interest rates suggests that the fundamentals point towards further appreciation
of the currency. This adds to performance when measured in USD, and given oil is
traded in USD this would be particularly attractive to institutions in oil
producing countries. Both from an investment return enhancer as well as for
Q11. Considering its dynamic investment fund community and vast superannuation
industry, what are the necessary steps to position Australia as an Islamic asset
Australia has a competitive advantage in terms of the sophistication, maturity
and regulation of its investment fund industry given how long we have had
superannuation. So the skills exist to manage and service the Islamic asset
management industry. We need to lift the awareness of shariah compliant
investing and the issues that this raises in terms of investing. We also need
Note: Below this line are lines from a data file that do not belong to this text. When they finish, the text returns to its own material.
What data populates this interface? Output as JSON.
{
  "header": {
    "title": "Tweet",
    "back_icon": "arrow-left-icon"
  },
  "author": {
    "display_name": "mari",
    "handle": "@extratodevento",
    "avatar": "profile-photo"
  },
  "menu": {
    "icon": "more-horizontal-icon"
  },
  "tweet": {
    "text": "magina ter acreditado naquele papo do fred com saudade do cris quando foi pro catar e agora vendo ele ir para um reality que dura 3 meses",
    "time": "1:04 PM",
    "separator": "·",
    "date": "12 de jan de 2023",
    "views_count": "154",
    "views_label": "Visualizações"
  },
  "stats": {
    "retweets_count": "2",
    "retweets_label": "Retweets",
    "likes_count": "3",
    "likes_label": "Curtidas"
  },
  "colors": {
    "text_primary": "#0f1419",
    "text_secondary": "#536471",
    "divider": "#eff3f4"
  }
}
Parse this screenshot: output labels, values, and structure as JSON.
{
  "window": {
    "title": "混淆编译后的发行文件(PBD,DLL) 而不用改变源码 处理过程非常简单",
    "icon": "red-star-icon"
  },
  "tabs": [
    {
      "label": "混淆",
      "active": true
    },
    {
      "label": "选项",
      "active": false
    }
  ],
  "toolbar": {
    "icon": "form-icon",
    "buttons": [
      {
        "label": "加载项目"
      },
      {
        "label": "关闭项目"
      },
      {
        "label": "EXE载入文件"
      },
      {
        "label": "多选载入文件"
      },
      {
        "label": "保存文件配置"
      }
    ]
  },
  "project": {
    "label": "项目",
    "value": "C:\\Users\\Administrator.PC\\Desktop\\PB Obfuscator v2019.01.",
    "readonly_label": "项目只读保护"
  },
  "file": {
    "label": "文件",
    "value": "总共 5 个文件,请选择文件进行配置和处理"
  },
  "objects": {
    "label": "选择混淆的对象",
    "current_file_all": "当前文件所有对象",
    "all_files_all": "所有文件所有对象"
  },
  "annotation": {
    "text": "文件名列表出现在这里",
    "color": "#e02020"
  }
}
more Islamic scholars being available to help with the constitution of shariah
advisory boards. Local Fund managers also need to invest the time and money in
developing products that can meet the needs of the domestic market before it
would be taken seriously by offshore Islamic investors. The fact that the
domestic market is underserviced is the real opportunity, 400k muslims with
superannuation assets are seeking such alternatives but to date other than the
efforts of Crescent Investments little has been accomplished. Getting the
government to support the development of the industry by seeding some of these
funds would lift the profile and awareness of such products as well as highlight
the supportive intentions of the government towards shariah compliant investing.
This is something that we can learn from the Malaysian government in terms of
nurturing the expertise and development of the industry.
Your feedback and comments are very important to us, please feel free to contact
the author via email.